Well, it’s no secret to you that I spend Saturday mornings hitting the local tag (aka yard aka garage) sales. For years I’ve maintained a private rant about poorly executed sales—now I have a forum to expound. Read carefully, if you want to have a successful Tag Sale, and avoid being ticketed by the Tag Sale Police.
There is one reason for signs—to direct traffic to you sale. SO PUT AN ARROW ON THE SIGN! The only info that needs to be on the sign is your address, the date of the sale, and a BIG, BOLD Arrow. I need to know before I get to the corner which way to turn. Your sign should be big, bright and clear. It should be of stiff, large poster board. Computer printouts are easy but useless—to small to be seen in the distance, and too flimsy. They will flop over in half an hour and no one will be able to read them. Bold block lettering on bright orange, pink, or florescent green is ideal. And did I mention the arrow?
I plan my tag sale trip around the ads in the paper, and/or on Craig’s list. But I stop at any sale along the way. And with the cost of ads going up all the time, I can understand some sellers hesitating to have this bite taken out of their potential earnings. Here’s my tip: If you live on or near a major thoroughfare, you can probably get by with just signs (with big arrows). But if you live in the back of beyond, on East Podunk Road, you’re gonna have to make the advertisement investment if you want anyone to come to your sale.
You can sell whatever you want, but please—make sure it’s clean. Nothing turns me off sooner than looking at grungy junk. (Clean junk is fine.) The best sales are somewhat organized by category—but no need to drive yourself crazy. Just separate grandma’s jewels from grandpa’s tools and baby’s rubber duckie. You should have a source of electricity if you are selling electrical items. People will want to check if they work. And BTW—you can sell stuff that doesn’t work, but play fair and label as such.

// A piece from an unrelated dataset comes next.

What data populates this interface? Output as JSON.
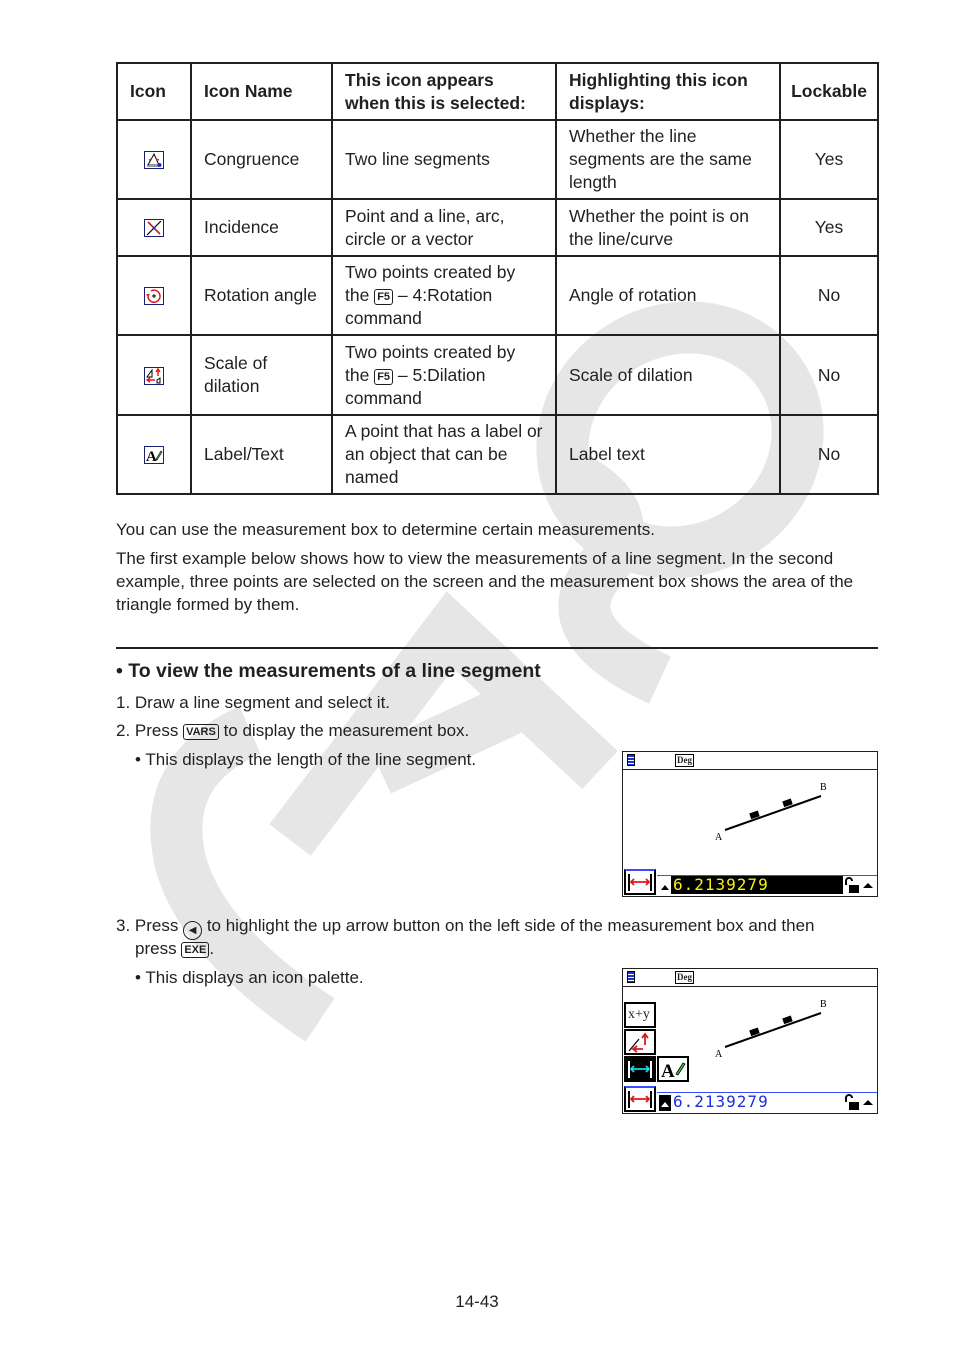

Why are you having a yard sale? Because you want/need to get rid of your stuff. Price accordingly. I don’t care if you paid $75 dollars for it new, and only used it once. It’s not my fault you’re a stupid shopper. I got out of bed early Saturday morning cuz I’m looking for bargains. If I wanted to pay full price, I’d have gone to the mall. Things at your yard sale should be cheap, cheap, cheap. You can plan to lower prices later on, but remember, you’ll get your biggest influx of people in the first three hours—they won’t come back again. Be willing to negotiate. Don’t be insulted if I offer you $2 for the Lenox vase you got for your wedding. That’s what it’s worth to me. If you don’t want to sell it for that price, just say “No, I really want to get $10 for it.” I just asked. (BTW—you may be packing it back up at the end of the day.
More tag sale do’s and dont’s soon!